Recently, the United Arab Emirates, Israel, and Bahrain signed the Abraham Accords at the White House. What are your initial thoughts or impressions? What are the strengths and limitations of the agreement?

In other posts, I’ve made two points about these normalization agreements. First, at LSE’s International History blog, I argue that the agreements have not been especially historic in nature thus far in terms of the Arab-Israeli conflict. Rather, it was a modest diplomatic achievement. I do admit many other analysts see much bigger implications, including for religious dialogue in the region. Also, that they may be historic in terms of regional strategic machinations is a separate point, in my view. Second, in a different article at Political Violence @ a Glance, I question whether they actually open or reinforce any clear pathway toward genuine Israeli-Palestinian negotiations or peace. I do not see it.

I would add a third point quickly that is not about these agreements specifically. Most international agreements Trump officials have announced have been greatly exaggerated once the actual impact became clear, e.g., NAFTA 2.0, US-North Korea nuclear matters, and the trade agreement with China. President Trump came into office saying the Mideast deal would be Israeli-Palestinian. Instead, US-Palestinian relations have collapsed. They are not even speaking to each other. These recent normalization agreements could be the exception when compared with other “agreements,” but we have reason to cast a wary eye, for now, to see how the agreements unfold and whether other Arab states such as Saudi Arabia join in.

What advice would you give to the winner of the upcoming US election on foreign policy in the Middle East?

That is the toughest question yet. I’ll keep it simple. US policy in the Middle East is littered with failures and mistakes that have resulted in great human suffering. Figure out how to change that track record. If I’m thinking about the ideas in my book, The sword is not enough, a greater emphasis on negotiations and mutual concessions would be one major option, say not only with Iran but certainly also in Yemen, where the civil war has been totally brutal.

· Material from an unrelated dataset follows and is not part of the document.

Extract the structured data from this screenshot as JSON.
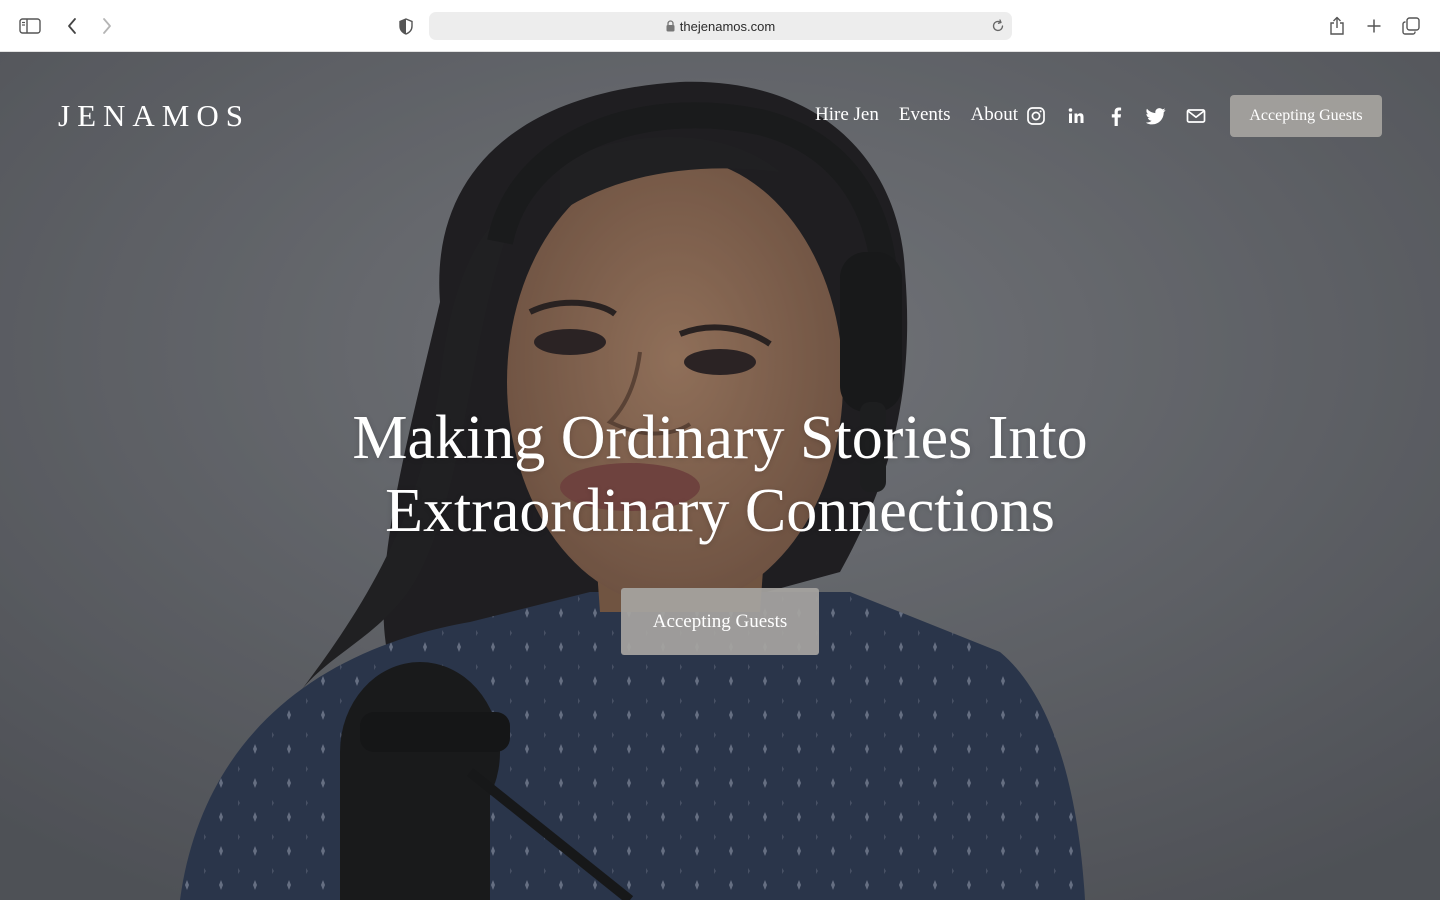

What is the most important advice you could give to young scholars of International Relations?

Understand why you believe what you believe or argue what you argue in a given piece, but be open to rethinking your concepts and your evidence. Do your best to be constructive when discussing your work or the work of others. Talk to a lot of different people; read widely. Value your family and social relationships. We often talk about the disappointments, say article rejections, but don’t forget to celebrate the triumphs when they come. Take advice from older scholars with a grain of salt; the world is dynamic.

Further Reading on E-International Relations

Editorial Credit(s)

Tiffany Clarke

Please Consider Donating

Before you download your free e-book, please consider donating to support open access publishing.

E-IR is an independent non-profit publisher run by an all volunteer team. Your donations allow us to invest in new open access titles and pay our bandwidth bills to ensure we keep our existing titles free to view. Any amount, in any currency, is appreciated. Many thanks!

Donations are voluntary and not required to download the e-book - your link to download is below.


Get our weekly email